Today, we know that including students with special needs in regular classrooms can greatly improve development and quality of life. Yet according to the Canadian Council on Learning, a large number of students with the disorder continue to be excluded from mainstream classrooms.

According to the Autism Society, 500,000 Americans with autism will reach adulthood in the next 10 years, but Tracy and Larry wonder whether we will find a way to embrace these individuals or if we will continue to marginalize them. Larry suggested that, “the problem isn’t autism, the problem is the lack of understanding of autism, lack of resources, interventions not being met with the person in mind, and assumptions being made about the person.”

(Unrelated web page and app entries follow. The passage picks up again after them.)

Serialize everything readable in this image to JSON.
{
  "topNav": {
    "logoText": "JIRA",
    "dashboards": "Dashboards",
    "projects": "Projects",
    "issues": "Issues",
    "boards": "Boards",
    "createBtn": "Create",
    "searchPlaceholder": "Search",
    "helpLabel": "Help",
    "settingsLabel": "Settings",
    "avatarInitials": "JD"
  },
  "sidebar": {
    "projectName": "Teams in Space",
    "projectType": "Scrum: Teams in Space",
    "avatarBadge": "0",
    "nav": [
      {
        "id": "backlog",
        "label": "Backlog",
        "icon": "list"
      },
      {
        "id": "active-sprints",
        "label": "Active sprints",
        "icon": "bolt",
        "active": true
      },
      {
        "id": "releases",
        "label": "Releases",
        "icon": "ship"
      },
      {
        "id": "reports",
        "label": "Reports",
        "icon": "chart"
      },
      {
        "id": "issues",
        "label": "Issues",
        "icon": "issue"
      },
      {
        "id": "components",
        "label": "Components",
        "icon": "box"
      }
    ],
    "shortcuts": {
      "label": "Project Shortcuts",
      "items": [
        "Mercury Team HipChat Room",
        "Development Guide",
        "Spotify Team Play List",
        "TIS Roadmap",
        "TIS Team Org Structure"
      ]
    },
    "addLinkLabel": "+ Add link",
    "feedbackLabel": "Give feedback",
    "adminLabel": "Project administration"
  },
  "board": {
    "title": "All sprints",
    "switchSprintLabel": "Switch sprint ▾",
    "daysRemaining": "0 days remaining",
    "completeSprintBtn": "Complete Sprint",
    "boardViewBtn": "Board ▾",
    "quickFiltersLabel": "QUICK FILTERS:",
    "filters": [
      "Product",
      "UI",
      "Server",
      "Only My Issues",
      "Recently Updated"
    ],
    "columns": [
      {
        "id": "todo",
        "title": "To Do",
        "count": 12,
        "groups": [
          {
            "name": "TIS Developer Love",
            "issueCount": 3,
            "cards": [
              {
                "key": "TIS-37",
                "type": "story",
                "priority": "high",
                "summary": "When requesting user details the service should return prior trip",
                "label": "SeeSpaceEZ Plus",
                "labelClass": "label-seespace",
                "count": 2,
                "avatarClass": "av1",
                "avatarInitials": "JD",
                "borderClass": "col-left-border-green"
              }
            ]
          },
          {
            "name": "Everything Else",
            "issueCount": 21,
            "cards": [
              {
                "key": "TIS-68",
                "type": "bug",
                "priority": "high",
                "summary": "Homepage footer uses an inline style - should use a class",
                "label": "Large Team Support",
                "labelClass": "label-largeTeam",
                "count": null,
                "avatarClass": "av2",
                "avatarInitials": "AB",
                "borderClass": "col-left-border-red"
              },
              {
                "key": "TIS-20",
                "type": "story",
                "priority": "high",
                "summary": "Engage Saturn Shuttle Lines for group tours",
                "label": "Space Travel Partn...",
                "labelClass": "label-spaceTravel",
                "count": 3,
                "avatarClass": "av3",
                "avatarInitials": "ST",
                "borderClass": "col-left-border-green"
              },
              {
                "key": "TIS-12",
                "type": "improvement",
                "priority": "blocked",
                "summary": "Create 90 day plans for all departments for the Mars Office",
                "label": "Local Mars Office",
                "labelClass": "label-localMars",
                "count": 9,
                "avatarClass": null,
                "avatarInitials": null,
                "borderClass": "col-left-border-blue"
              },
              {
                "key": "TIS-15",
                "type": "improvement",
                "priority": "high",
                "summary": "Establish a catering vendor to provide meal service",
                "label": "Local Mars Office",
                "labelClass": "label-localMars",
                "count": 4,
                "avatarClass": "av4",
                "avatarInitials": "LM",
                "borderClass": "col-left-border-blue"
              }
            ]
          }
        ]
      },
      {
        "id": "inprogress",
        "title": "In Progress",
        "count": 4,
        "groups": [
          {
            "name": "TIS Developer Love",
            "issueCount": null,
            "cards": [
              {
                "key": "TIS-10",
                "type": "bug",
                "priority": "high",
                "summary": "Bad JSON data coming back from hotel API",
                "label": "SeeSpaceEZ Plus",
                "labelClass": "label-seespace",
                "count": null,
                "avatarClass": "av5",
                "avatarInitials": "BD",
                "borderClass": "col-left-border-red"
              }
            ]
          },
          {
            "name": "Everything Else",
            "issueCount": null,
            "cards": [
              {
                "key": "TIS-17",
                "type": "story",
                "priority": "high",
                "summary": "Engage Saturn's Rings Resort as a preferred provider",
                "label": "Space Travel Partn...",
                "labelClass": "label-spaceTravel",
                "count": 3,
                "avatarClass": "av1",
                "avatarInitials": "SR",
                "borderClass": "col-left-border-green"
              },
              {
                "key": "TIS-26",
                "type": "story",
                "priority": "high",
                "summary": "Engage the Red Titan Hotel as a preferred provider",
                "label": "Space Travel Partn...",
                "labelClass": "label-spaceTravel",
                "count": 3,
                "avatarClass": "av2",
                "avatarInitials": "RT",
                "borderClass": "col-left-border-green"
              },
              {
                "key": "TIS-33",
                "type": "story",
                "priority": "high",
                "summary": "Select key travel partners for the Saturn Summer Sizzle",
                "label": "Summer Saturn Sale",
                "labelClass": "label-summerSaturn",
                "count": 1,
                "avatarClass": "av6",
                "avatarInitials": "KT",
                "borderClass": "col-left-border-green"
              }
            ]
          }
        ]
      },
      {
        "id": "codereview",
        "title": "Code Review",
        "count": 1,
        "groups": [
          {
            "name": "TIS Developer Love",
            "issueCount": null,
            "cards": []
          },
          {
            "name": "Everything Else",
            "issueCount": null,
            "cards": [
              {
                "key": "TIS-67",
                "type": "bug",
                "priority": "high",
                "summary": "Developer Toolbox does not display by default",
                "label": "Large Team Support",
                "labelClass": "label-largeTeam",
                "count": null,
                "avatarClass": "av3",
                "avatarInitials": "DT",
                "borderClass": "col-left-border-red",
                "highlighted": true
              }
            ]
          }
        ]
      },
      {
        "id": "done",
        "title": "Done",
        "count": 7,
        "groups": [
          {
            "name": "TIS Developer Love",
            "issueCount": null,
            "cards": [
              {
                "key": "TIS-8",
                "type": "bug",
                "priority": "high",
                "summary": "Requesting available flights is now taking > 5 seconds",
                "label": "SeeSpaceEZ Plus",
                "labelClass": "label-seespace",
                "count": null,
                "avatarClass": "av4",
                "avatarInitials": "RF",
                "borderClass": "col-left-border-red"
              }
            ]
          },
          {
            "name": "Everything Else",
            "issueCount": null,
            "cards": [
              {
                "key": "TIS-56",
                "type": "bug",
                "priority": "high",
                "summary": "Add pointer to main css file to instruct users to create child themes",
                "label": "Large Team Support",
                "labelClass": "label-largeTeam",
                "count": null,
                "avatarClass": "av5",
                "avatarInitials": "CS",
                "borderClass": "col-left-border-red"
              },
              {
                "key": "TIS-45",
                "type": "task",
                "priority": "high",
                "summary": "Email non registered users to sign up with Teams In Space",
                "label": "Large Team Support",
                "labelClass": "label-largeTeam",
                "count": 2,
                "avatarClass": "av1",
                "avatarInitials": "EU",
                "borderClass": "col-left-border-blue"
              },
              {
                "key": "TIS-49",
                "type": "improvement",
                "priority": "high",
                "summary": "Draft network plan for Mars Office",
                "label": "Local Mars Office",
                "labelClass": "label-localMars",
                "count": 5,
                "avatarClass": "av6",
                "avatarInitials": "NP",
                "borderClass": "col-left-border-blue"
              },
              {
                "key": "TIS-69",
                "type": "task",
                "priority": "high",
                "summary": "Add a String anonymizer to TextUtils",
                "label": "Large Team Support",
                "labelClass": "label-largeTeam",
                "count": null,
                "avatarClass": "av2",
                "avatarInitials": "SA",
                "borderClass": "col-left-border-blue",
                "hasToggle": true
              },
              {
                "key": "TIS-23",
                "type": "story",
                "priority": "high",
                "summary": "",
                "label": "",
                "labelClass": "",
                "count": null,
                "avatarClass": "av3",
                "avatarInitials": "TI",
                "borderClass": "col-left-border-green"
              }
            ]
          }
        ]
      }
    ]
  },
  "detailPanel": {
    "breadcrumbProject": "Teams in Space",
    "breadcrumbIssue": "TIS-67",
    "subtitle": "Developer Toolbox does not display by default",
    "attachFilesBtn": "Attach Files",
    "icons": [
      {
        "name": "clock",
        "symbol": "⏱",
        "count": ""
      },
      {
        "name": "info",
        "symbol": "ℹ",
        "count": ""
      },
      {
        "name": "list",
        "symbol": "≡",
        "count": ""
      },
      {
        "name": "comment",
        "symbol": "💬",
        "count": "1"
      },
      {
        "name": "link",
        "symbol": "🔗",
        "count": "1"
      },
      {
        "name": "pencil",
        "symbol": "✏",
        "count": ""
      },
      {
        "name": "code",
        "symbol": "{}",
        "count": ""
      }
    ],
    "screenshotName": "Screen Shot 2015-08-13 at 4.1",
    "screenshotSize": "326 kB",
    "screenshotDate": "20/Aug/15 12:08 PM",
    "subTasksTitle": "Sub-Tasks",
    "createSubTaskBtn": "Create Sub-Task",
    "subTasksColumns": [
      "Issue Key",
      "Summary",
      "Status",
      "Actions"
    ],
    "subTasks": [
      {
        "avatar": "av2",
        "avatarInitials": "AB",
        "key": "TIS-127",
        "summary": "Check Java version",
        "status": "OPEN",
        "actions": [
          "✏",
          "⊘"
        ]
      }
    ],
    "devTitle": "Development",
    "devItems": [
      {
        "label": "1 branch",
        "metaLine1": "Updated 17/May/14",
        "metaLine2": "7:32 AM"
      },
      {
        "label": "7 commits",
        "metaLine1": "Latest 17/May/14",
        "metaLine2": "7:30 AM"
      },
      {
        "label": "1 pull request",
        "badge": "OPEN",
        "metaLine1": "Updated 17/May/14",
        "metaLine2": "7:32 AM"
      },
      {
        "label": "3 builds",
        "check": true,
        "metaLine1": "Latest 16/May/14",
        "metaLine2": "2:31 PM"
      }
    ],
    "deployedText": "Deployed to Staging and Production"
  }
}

Performance is often a reflection of the individual in context. Through their advocacy, Tracy and Larry say that sufferers of autism are more disabled by the environments they live in than their own bodies.

Tracy’s accomplishments are a testament to the potential that some with autism possess. He has presented at numerous local and national workshops and conferences, and has consulted to schools. He is also a member of the Vermont Statewide Standing Committee, and has worked for the Green Mountain Self-Advocates.

An artist, some of Larry’s notable achievements include his paintings, which are in the permanent collection at the Musée de l’Art Brut in Switzerland and in many private collections around the world. His work was most recently featured in the Hobart William and Smith Disability and the Arts Festival.

The goal behind their efforts is to encourage people to re-examine misconceptions about autistic people, and to allow educators, professionals, and the public to discover the individuals behind the label. This view aims not to romanticize the struggles of autism, but to promote the idea that if autistic individuals cannot learn within the current educational system, schools need to adapt.

Allowing these individuals to develop their own unique talents will help them thrive.

– Sara Benceković, Contributing Writer, The Trauma and Mental Health Report

– Chief Editor: Robert T. Muller, The Trauma and Mental Health Report

Copyright Robert T. Muller

This article was originally published on Psychology Today